Over 68 years later, Oscar Aguado Garcia, an action figure fan and collector from Spain has just created an all-new publication entitled Sector 6. Clearly inspired by the Wehrmacht’s wartime design of Signaal, Garcia’s new work of “fan fiction” is a faithful (and expensive) recreation, but with a unique twist: All the soldiers depicted in his photos…are in 1:6 scale! Utilizing an excellent selection of Dragon and other high-end figures, Oscar has essentially produced an all-new version of a vintage Signaal magazine. In an interview with The Joe Report, he describes Sector 6 this way:

samplepage

Sample page of Sector 6 (Photo: Oscar Aguado Garcia) Click to enlarge.

“Sector 6 was inspired by World War II propaganda magazines, specifically the German magazine, Signaal. The title comes from an abbreviation of ‘Sector 1:6,’ referring to the scale that we all love to work with. Inside, action figures from the Second World War rewrite history from their own unique point of view, creating fictional war scenes in an exclusive selection of over 300 photographs (246 colour and 55 black-n-white.)

Sector 6 was designed to look like the vintage WW2 magazine and its contents are based on different articles, some of them true, others fictional, and others in-between. With a total of 82 pages, 14 articles (1 romance illustrated by pictures), 1 DIY, and (as in the original Signaal) adverts of various products, the publication measures 210 x 275,5 mm, and is a very high-quality product.”

sector6c

In this screenshot, Oscar reacts to a question from a TV show host during an appearance on Spanish television promoting his new book. (Photo: YouTube)

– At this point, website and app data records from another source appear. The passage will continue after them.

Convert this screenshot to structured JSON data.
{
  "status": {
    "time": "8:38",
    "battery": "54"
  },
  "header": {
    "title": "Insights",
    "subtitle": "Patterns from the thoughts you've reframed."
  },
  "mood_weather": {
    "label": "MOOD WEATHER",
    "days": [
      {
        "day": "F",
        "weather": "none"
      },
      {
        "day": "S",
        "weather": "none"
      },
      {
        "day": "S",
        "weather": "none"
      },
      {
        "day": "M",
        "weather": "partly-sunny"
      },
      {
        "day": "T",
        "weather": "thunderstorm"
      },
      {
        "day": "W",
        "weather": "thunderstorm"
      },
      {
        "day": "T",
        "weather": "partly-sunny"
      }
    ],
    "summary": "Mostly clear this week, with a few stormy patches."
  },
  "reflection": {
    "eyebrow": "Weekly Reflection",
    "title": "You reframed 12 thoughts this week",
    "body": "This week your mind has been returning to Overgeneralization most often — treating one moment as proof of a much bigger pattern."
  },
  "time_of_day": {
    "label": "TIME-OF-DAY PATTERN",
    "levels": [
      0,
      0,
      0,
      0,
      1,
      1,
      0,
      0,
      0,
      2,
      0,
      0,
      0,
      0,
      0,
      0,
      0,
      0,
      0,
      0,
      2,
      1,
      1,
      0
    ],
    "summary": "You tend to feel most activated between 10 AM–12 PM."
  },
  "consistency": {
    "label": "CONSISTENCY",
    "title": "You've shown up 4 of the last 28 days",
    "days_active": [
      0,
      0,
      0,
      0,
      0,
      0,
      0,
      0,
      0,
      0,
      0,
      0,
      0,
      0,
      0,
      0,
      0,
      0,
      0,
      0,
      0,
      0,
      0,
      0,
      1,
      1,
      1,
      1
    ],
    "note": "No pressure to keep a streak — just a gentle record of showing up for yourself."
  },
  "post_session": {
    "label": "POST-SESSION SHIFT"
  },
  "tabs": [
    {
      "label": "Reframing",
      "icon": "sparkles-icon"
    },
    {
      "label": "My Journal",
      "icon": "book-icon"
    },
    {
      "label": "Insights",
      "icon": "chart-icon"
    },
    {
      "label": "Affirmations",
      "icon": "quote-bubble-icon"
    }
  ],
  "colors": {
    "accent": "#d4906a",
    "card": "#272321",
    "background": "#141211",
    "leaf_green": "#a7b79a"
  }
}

adpage

As in Signaal, Garcia’s Sector 6 also includes humorous advertisements for products such as suppositories, typewriters and boots. (Photo: Oscar Alguado Garcia) Click on image to enlarge.

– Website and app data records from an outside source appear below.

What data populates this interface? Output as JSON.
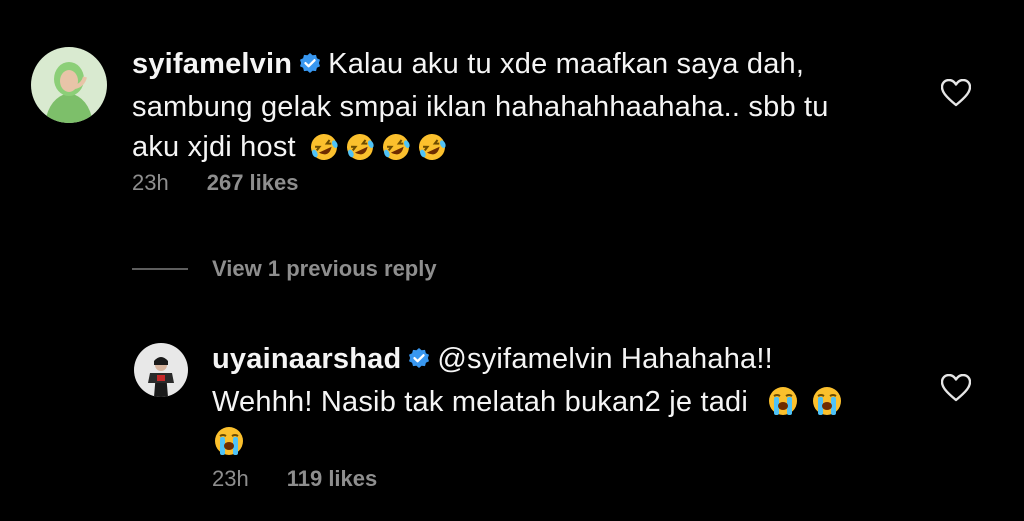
{
  "comments": [
    {
      "username": "syifamelvin",
      "text_line1": "Kalau aku tu xde maafkan saya dah,",
      "text_line2": "sambung gelak smpai iklan hahahahhaahaha.. sbb tu",
      "text_line3": "aku xjdi host",
      "emoji": "rolling-on-floor-laughing-emoji x4",
      "time": "23h",
      "likes": "267 likes"
    },
    {
      "username": "uyainaarshad",
      "mention": "@syifamelvin",
      "text_line1_rest": "Hahahaha!!",
      "text_line2": "Wehhh! Nasib tak melatah bukan2 je tadi",
      "emoji": "loudly-crying-face-emoji x3",
      "time": "23h",
      "likes": "119 likes"
    }
  ],
  "view_replies_label": "View 1 previous reply",
  "colors": {
    "background": "#000000",
    "text": "#f5f5f5",
    "meta": "#8e8e8e",
    "verified": "#3897f0",
    "emoji_face": "#fbc02d"
  }
}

Fan fiction is a very narrow niche extension of action figure collecting. It requires creativity, artistic ability and graphic design experience just to get a project off the ground. Then, passion, patience and yes—MONEY—are also needed to see it through to its completion. We began to wonder about all the hard work and financial risks involved and asked Oscar to share his thoughts on those topics, as well as on any other projects he’s currently working on. To that, he replied:

“Sector 6 is actually the culmination of an 8-year ‘game’ I have been playing where I act as a war correspondent and my collection of action figures are the characters or ‘stars’ in the war. But I want to make clear that unlike the original Signaal, my book has NO such ideological intentions. On the contrary, I criticize and parody such propaganda.

I also have other projects in the Blue Division Museum and at the trade exhibition “No sólo Militaria.” But, as I am the only worker there, my biggest efforts are now focused on selling out the first printing of Sector 6 and then releasing numbers 2, 3 and so on.”

Bottom Line: Currently, Sector 6 is only available in Spanish, and there are no plans to release it in English. But that doesn’t really matter to us here at The Joe Report. We believe the publication’s original Spanish version will be the best and most collectible. If you’d like to purchase a copy of Sector 6 for your “Joe Library,” we recommend you visit the official Sector 6 website HERE and contact Garcia personally via email HERE.

Bottom, Bottom Line:  We just received a complimentary copy of the Sector 6 book. It is absolutely PHENOMENAL. Far and away better than we could have ever imagined. And it’s LONG too (80 pages)! Top-notch, professional graphic design, layout and photography all throughout. Chocked full of inspirational outdoor diorama set-ups and photos. Yes, it’s all in Spanish, but who cares? We’ve never seen a 1:6 scale photo-book as cool as this. HIGHLY RECOMMENDED.